**Provided data:**
────────────────────

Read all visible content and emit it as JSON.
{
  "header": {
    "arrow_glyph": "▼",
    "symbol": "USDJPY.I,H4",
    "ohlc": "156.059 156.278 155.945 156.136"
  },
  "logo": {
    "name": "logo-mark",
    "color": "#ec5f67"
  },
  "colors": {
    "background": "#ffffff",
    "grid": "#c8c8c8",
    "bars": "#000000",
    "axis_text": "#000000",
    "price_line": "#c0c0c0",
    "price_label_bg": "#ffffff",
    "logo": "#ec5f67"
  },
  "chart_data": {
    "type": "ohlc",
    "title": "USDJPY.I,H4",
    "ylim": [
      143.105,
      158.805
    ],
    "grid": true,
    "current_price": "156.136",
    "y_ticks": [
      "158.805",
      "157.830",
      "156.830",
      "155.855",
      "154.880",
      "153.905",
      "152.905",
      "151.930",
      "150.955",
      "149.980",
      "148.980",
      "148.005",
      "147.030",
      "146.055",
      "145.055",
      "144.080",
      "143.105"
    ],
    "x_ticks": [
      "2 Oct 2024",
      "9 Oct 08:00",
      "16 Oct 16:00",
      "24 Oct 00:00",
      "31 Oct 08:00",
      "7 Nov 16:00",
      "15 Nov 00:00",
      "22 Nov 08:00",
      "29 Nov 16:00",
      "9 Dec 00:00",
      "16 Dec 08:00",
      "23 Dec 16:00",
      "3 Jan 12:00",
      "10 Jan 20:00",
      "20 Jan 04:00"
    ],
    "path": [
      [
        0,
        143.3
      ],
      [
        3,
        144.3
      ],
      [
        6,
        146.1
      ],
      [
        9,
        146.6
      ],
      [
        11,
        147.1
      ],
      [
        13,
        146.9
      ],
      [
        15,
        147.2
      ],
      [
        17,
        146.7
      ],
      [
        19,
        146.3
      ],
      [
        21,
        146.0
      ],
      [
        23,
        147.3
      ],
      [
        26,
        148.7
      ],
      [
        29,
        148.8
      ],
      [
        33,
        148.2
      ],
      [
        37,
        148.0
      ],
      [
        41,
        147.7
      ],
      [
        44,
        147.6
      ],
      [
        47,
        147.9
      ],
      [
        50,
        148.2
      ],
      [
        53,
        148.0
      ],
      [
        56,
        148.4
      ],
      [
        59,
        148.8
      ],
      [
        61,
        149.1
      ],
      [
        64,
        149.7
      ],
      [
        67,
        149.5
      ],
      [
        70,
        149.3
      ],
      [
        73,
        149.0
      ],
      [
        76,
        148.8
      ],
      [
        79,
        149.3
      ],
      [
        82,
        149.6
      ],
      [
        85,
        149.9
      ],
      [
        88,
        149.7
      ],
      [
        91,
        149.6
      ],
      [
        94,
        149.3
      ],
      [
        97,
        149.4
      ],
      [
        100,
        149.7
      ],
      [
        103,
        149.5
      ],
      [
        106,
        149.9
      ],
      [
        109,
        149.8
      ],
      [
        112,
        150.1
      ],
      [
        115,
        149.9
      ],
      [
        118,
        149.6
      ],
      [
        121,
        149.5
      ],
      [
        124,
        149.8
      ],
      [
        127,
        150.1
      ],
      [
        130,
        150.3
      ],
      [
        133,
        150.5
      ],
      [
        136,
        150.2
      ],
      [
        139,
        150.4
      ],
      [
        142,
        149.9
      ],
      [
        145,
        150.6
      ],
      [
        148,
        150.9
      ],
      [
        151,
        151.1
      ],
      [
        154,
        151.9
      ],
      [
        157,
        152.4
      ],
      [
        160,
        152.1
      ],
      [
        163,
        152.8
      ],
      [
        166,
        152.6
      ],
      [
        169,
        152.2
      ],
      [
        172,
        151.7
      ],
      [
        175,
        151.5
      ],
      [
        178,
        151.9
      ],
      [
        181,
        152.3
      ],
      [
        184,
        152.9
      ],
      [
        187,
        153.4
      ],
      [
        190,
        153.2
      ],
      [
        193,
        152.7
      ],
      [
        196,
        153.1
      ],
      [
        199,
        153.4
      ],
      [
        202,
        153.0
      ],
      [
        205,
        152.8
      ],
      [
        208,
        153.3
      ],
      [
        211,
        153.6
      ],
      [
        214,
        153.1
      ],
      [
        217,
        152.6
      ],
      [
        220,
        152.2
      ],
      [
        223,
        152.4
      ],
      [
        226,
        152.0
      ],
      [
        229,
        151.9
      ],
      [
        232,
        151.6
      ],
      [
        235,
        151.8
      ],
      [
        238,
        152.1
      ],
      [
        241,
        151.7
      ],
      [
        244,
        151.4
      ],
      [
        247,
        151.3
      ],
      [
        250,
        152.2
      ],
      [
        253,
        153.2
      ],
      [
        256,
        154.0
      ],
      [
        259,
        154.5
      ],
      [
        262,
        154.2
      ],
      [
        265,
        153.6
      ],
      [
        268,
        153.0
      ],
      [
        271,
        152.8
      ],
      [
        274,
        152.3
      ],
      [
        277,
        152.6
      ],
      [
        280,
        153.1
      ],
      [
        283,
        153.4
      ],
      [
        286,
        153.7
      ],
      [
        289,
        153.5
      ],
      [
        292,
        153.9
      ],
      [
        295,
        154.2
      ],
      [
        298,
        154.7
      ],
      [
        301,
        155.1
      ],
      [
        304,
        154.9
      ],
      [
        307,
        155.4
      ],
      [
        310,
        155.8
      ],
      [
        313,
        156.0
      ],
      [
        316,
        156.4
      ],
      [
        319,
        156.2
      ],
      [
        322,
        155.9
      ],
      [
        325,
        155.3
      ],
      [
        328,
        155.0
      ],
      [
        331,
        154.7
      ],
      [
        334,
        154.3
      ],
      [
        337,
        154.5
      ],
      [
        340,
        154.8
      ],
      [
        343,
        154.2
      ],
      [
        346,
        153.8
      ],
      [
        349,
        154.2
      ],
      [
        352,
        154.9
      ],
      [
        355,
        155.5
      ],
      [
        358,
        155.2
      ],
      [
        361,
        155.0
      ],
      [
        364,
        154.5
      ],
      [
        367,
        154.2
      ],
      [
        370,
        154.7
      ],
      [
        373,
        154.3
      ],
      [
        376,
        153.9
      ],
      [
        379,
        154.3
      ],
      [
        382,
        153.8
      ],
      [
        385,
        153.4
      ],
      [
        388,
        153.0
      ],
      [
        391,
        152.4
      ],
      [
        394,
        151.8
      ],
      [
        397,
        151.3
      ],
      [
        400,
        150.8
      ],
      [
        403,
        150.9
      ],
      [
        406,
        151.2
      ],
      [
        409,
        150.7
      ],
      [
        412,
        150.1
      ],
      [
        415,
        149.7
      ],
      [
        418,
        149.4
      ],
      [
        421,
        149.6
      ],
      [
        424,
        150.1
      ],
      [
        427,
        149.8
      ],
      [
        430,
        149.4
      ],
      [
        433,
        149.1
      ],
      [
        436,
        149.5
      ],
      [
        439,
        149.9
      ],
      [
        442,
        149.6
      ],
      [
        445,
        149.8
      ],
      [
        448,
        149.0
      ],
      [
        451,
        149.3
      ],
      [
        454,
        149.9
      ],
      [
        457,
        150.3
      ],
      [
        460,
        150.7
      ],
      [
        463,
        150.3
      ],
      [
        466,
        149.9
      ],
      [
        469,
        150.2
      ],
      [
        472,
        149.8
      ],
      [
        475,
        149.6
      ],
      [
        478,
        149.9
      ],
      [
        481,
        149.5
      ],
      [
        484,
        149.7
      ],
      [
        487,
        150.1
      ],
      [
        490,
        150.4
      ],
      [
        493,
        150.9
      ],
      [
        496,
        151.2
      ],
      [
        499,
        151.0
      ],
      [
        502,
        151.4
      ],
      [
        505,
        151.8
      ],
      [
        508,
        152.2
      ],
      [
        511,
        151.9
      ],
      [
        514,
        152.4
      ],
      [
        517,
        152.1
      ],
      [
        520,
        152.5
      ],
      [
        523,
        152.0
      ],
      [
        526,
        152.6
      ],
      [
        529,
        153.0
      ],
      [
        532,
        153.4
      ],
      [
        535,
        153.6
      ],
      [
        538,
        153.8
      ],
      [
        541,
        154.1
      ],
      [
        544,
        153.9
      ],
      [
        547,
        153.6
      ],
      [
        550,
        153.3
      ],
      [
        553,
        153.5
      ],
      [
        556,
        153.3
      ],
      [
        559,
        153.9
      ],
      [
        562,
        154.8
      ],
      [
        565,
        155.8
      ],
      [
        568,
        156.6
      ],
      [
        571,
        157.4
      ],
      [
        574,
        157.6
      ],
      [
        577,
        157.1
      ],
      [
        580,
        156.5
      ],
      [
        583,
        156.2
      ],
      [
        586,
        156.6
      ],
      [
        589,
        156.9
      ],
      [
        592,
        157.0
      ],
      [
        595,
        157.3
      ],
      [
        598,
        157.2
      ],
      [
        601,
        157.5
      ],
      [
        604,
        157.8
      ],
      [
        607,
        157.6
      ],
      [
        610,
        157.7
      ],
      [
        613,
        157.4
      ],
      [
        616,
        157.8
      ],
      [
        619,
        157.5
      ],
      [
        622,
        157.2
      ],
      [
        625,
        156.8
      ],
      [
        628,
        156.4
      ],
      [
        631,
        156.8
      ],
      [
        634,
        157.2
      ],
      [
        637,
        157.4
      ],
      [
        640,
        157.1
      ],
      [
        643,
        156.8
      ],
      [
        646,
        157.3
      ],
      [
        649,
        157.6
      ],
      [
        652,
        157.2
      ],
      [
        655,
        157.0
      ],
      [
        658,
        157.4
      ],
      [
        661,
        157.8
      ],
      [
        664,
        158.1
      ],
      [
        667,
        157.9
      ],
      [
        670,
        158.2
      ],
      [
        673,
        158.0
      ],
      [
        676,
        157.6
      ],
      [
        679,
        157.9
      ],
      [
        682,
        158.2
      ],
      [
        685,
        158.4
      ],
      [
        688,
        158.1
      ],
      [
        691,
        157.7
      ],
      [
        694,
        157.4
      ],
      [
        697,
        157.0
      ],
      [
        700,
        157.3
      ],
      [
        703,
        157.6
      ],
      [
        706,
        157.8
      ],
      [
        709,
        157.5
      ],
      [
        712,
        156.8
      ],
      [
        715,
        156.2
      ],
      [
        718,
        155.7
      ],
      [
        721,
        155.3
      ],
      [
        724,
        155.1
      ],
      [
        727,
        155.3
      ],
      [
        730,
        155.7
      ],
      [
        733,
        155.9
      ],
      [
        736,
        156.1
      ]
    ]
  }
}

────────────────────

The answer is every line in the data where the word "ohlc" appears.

**Answer space:**
    "ohlc": "156.059 156.278 155.945 156.136"
    "type": "ohlc",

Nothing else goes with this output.